### What is being asked
Make an exact copy of the listing underneath, skipping each picture.

### Source information

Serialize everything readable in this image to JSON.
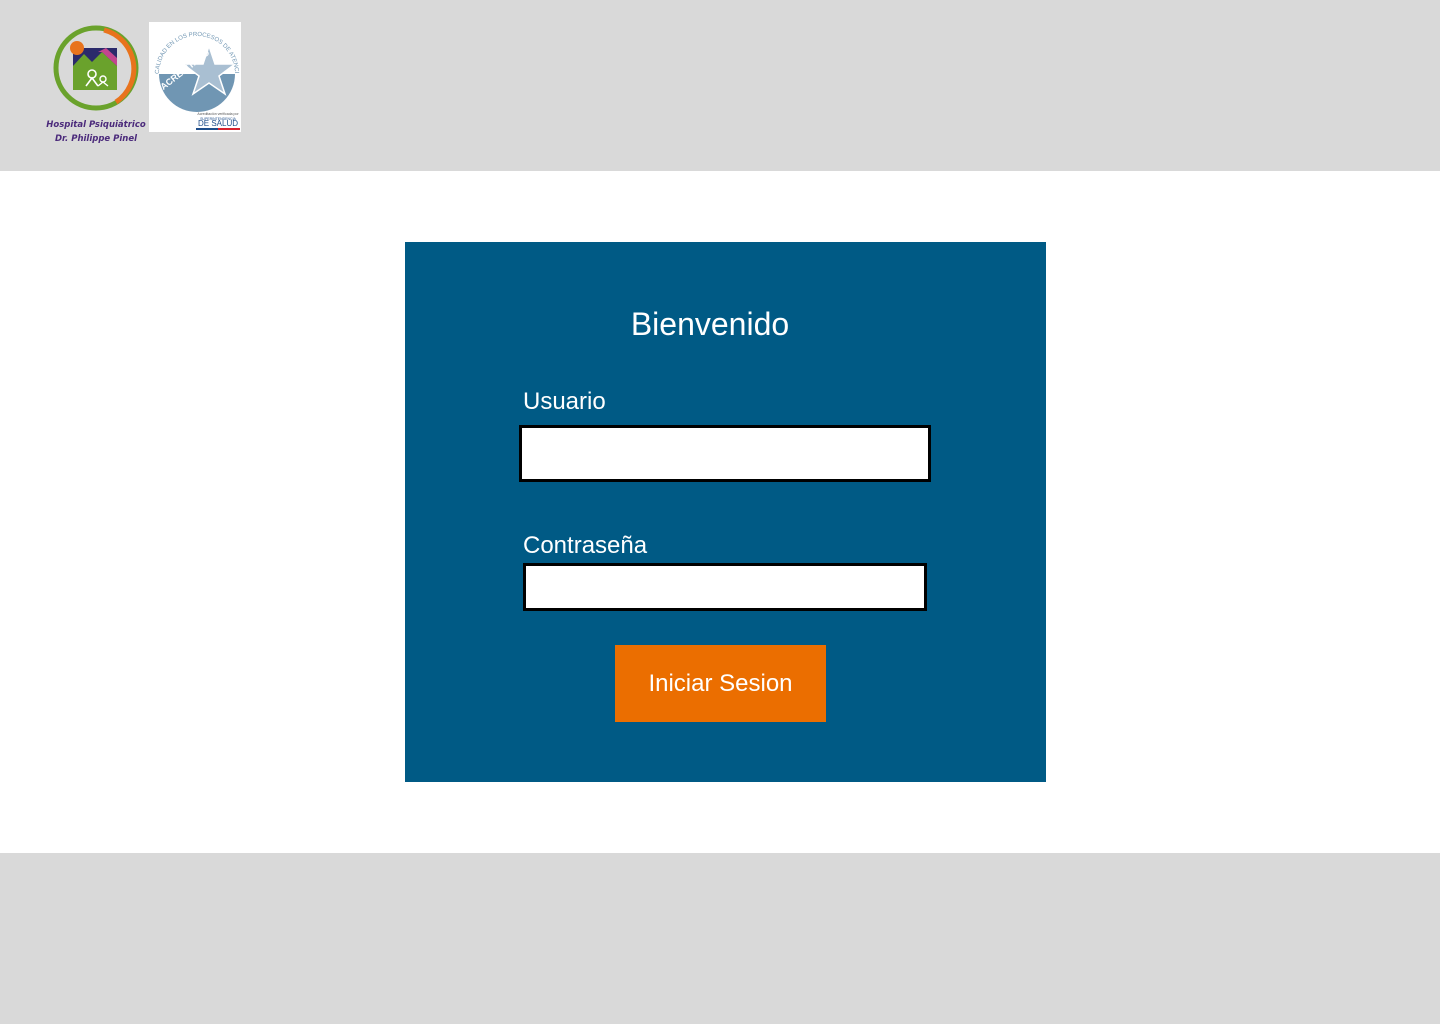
{
  "header": {
    "hospital_name_line1": "Hospital Psiquiátrico",
    "hospital_name_line2": "Dr. Philippe Pinel",
    "seal": {
      "arc_text": "CALIDAD EN LOS PROCESOS DE ATENCIÓN EN SALUD",
      "status": "ACREDITADO",
      "small_text": "Acreditación verificada por",
      "authority_line1": "SUPERINTENDENCIA",
      "authority_line2": "DE SALUD"
    }
  },
  "login": {
    "title": "Bienvenido",
    "username_label": "Usuario",
    "username_value": "",
    "password_label": "Contraseña",
    "password_value": "",
    "submit_label": "Iniciar Sesion"
  },
  "colors": {
    "header_bg": "#d9d9d9",
    "card_bg": "#005a85",
    "button_bg": "#eb6e00",
    "logo_green": "#6aa22c",
    "logo_orange": "#e8731d",
    "logo_navy": "#2b2a6b",
    "seal_blue": "#7096b3"
  }
}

### Your solution
Serialize everything readable in this image to JSON.
{
  "header": {
    "hospital_name_line1": "Hospital Psiquiátrico",
    "hospital_name_line2": "Dr. Philippe Pinel",
    "seal": {
      "arc_text": "CALIDAD EN LOS PROCESOS DE ATENCIÓN EN SALUD",
      "status": "ACREDITADO",
      "small_text": "Acreditación verificada por",
      "authority_line1": "SUPERINTENDENCIA",
      "authority_line2": "DE SALUD"
    }
  },
  "login": {
    "title": "Bienvenido",
    "username_label": "Usuario",
    "username_value": "",
    "password_label": "Contraseña",
    "password_value": "",
    "submit_label": "Iniciar Sesion"
  },
  "colors": {
    "header_bg": "#d9d9d9",
    "card_bg": "#005a85",
    "button_bg": "#eb6e00",
    "logo_green": "#6aa22c",
    "logo_orange": "#e8731d",
    "logo_navy": "#2b2a6b",
    "seal_blue": "#7096b3"
  }
}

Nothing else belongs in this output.